**Problem description**
Wherever the word "icon" shows up in the data, report the line it sits in.

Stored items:
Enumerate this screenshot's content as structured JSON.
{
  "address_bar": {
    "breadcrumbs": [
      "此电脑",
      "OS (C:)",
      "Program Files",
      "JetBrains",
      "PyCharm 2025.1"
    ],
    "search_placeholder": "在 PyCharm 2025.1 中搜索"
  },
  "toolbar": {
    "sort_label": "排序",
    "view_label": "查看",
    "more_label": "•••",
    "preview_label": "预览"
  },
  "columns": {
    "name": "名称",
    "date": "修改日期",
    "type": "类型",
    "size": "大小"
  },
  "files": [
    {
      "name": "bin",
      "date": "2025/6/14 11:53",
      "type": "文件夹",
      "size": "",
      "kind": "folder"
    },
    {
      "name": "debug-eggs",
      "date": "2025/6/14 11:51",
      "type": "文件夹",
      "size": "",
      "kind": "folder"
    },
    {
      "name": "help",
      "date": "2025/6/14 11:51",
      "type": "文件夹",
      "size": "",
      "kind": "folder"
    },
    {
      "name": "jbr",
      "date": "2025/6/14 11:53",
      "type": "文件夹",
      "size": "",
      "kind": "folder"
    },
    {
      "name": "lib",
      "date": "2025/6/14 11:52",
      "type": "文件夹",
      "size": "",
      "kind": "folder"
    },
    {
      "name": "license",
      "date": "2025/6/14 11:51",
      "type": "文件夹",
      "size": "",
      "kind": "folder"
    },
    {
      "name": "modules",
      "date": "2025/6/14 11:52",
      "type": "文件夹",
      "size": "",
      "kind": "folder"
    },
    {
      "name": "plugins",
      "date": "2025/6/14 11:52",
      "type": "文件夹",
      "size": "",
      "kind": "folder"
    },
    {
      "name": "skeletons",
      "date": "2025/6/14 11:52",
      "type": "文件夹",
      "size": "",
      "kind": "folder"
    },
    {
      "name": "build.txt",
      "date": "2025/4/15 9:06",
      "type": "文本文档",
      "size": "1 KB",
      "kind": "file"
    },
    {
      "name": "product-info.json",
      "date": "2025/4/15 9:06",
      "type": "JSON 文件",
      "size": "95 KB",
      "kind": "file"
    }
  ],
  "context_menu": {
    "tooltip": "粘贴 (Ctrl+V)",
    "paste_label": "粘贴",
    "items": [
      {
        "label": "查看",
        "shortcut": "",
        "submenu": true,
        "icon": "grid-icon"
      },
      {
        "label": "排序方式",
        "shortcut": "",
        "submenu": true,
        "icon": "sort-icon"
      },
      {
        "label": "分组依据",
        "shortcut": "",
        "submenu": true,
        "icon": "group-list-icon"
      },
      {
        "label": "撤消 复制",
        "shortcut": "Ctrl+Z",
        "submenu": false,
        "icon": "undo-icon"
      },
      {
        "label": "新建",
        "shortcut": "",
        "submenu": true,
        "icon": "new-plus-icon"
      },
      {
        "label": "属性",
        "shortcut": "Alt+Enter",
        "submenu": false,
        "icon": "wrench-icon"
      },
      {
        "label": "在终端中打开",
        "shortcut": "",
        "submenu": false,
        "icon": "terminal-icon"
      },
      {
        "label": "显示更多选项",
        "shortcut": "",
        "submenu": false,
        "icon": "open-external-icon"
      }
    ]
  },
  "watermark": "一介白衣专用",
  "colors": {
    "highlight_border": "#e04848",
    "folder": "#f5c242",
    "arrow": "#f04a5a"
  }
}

**Problem solution**
        "icon": "grid-icon"
        "icon": "sort-icon"
        "icon": "group-list-icon"
        "icon": "undo-icon"
        "icon": "new-plus-icon"
        "icon": "wrench-icon"
        "icon": "terminal-icon"
        "icon": "open-external-icon"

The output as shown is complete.